  • Procure agricultural products from local poor smallholders, connecting them with selected preschools, and provide agricultural production support.

Key evaluation findings included:

  • Overall, the evaluation found no impact of the project on child nutrition outcomes, but with the caveat of potential spillover effects. The prevalence of anemia declined between baseline and endline. However, this decrease was similar in treatment and comparison groups.
  • The program had positive effects on children’s social emotions. Specifically, the program significantly reduced the abnormal rates of hyperactivity and total difficulties in the younger children.
  • Results show that the level of nutrition knowledge of primary caregivers is inadequate.
  • It is found that direct purchase from smallholder farmers contributed to local smallholders’ vegetable production diversity, income, nutrition knowledge and market engagement. The smallholders in the treatment group had a higher dietary diversity score (DDS) than those in the comparison group. This program also has the potential to assist in building a local food system that is resilient, sustainable and inclusive.
  • The program is well aligned with China’s national priorities, including nutrition, child development and poverty reduction policies, and closely related to UN and WFP policies, strategies, and guidance on nutrition, child development, school feeding, and poverty reduction.

Key recommendations from the evaluation included:

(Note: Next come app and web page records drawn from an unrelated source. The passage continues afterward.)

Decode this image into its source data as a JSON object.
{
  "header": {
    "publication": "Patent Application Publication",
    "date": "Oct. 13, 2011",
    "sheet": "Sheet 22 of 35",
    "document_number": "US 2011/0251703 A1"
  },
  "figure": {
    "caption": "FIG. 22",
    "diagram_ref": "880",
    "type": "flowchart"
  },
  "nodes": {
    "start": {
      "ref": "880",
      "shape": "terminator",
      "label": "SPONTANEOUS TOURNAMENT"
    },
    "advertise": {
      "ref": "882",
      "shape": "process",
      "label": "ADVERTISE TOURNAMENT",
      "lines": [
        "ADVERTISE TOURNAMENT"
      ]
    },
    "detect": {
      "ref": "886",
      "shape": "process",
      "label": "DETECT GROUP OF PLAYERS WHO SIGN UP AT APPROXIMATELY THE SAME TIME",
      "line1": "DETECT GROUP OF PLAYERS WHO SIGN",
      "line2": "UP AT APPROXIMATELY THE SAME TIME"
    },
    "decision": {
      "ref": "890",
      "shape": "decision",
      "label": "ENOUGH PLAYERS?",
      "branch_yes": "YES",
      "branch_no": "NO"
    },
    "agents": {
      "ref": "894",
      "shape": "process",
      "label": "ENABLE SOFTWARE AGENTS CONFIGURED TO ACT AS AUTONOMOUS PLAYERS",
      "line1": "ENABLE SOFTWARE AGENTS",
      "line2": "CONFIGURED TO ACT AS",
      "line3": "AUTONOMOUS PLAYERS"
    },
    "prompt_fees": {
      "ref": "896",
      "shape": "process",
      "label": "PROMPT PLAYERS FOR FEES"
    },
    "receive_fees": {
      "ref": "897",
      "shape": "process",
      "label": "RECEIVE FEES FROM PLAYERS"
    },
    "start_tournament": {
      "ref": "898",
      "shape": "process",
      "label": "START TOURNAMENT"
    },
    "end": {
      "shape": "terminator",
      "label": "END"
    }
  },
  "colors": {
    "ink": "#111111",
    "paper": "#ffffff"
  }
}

  • Recommendation 1: Building on its experience and reputation, WFP should extend the provision of interventions in the study sites.
  • Recommendation 2: WFP should consider targeting at vulnerable sub-groups to optimize the impact of the project.
  • Recommendation 3: WFP should pay particular attention to the rise of child overweight and obesity.
  • Recommendation 4: WFP needs to take into consideration nutrition knowledge of caregivers to improve children’s diet at home in addition to the nutritional value of the food choices offered in schools.
  • Recommendation 5: WFP should strengthen supply-side interventions to support local smallholders.